__Exercise material__.
___
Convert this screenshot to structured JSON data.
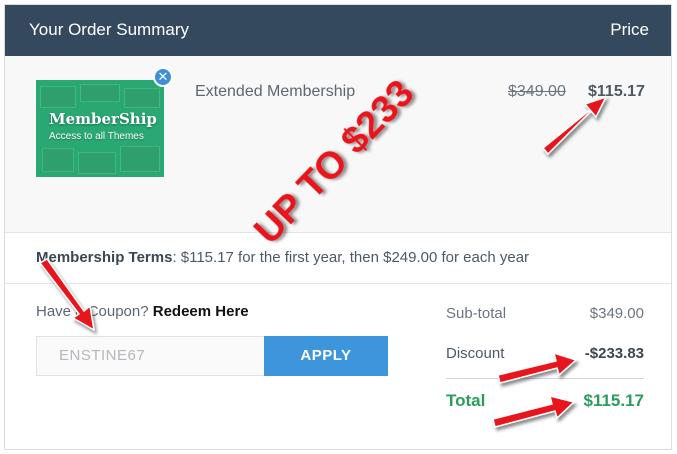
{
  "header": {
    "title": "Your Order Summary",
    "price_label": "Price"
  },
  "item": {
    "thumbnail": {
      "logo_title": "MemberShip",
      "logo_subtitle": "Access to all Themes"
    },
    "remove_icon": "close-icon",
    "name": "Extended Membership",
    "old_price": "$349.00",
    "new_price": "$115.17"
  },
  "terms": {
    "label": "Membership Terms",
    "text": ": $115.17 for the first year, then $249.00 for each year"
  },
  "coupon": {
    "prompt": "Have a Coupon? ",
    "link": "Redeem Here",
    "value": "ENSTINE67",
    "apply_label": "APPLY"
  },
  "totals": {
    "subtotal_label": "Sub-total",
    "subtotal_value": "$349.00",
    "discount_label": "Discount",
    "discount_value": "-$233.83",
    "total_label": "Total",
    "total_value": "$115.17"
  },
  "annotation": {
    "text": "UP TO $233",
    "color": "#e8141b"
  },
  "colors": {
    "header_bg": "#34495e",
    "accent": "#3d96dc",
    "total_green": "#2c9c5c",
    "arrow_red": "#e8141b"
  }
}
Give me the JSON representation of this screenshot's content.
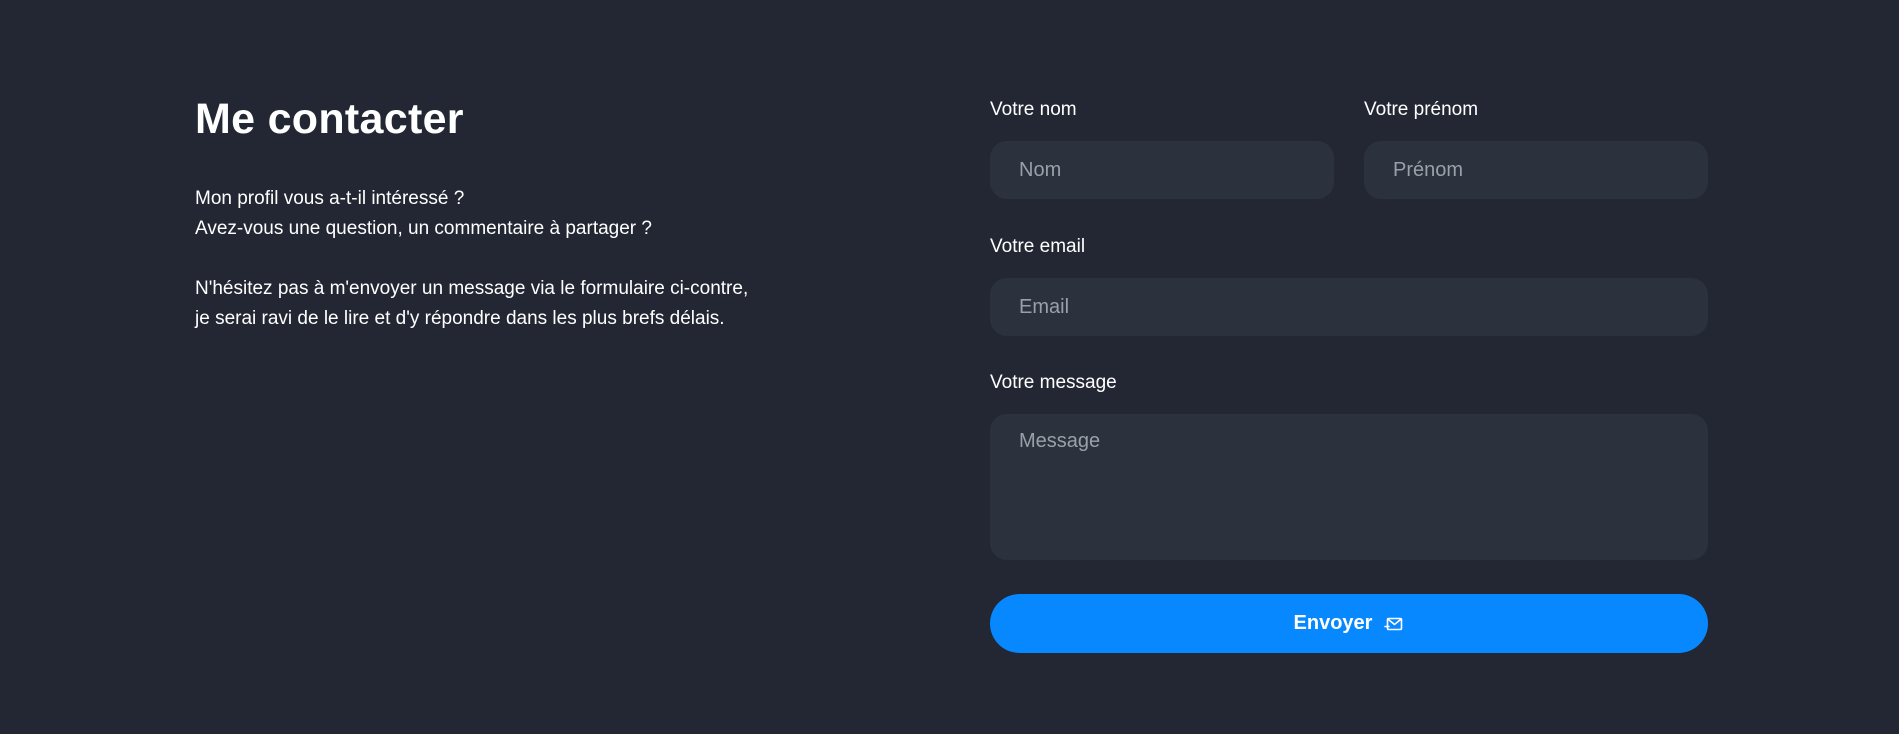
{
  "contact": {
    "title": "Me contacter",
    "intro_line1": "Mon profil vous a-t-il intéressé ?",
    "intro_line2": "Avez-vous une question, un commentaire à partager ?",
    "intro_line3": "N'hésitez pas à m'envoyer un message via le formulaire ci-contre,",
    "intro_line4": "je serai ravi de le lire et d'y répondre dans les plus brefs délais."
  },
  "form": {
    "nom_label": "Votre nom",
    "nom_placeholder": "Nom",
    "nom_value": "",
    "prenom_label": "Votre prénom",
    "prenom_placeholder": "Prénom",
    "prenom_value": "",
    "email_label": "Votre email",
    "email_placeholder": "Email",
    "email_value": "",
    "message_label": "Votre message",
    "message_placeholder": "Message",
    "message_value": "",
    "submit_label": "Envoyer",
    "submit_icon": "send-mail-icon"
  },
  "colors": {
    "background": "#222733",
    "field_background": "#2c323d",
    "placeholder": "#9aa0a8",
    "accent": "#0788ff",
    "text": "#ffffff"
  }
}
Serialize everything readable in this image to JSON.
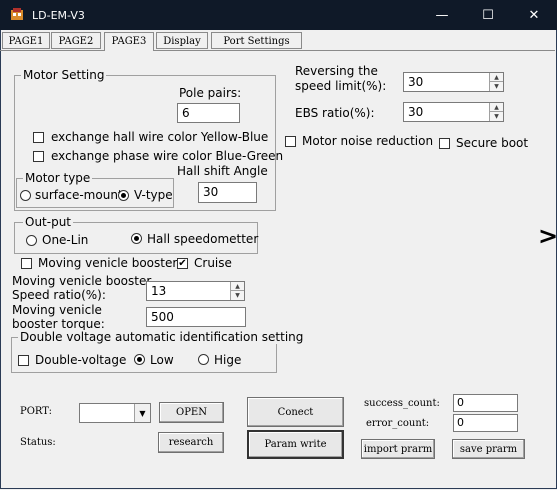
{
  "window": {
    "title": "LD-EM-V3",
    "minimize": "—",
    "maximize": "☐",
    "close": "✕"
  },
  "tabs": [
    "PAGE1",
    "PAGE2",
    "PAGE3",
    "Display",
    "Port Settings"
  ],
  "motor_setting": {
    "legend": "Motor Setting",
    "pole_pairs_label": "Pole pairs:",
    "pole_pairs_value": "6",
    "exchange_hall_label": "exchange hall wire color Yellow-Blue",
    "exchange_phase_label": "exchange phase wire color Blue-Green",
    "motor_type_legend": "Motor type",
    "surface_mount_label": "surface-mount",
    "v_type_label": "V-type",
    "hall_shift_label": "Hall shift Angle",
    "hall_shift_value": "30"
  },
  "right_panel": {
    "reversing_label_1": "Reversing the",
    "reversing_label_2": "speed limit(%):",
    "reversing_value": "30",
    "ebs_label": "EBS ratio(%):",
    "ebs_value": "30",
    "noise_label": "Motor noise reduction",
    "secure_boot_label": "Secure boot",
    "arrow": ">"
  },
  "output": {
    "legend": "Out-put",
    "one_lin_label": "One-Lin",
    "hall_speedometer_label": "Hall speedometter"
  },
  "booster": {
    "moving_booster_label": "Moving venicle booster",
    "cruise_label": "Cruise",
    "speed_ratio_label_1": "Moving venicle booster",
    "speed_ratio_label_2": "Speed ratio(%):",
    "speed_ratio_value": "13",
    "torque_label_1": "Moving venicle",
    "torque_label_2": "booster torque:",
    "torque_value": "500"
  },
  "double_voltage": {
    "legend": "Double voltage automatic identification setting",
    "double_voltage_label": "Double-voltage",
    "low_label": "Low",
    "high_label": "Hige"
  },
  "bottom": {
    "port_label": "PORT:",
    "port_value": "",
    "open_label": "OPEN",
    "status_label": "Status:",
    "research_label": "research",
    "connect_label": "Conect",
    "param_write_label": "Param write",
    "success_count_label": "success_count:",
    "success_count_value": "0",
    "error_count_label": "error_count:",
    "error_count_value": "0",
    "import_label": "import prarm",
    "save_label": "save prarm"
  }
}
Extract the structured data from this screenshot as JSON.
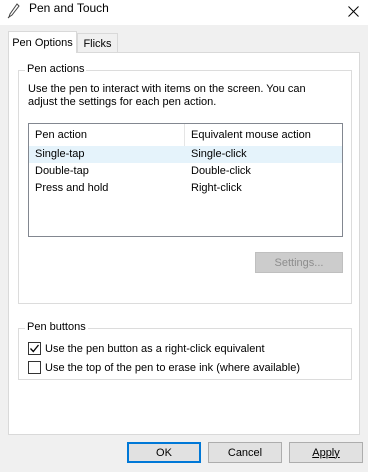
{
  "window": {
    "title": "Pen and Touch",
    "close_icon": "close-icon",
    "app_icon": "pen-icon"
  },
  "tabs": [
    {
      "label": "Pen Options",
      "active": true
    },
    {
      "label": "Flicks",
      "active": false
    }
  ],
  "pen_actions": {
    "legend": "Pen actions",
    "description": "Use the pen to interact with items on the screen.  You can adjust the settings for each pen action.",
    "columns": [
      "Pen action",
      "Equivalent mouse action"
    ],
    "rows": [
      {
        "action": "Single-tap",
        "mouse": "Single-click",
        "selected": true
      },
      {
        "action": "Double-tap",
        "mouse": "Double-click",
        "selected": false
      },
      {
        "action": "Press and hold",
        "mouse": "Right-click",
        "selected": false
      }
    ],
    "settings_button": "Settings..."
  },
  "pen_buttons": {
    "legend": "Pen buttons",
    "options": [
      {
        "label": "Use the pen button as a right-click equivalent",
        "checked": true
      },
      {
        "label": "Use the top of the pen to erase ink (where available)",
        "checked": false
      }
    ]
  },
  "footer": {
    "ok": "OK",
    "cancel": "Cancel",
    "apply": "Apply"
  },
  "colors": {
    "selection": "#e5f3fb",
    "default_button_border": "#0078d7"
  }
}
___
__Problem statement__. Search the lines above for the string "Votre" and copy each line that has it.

__Reply__.
    "nom_label": "Votre nom",
    "prenom_label": "Votre prénom",
    "email_label": "Votre email",
    "message_label": "Votre message",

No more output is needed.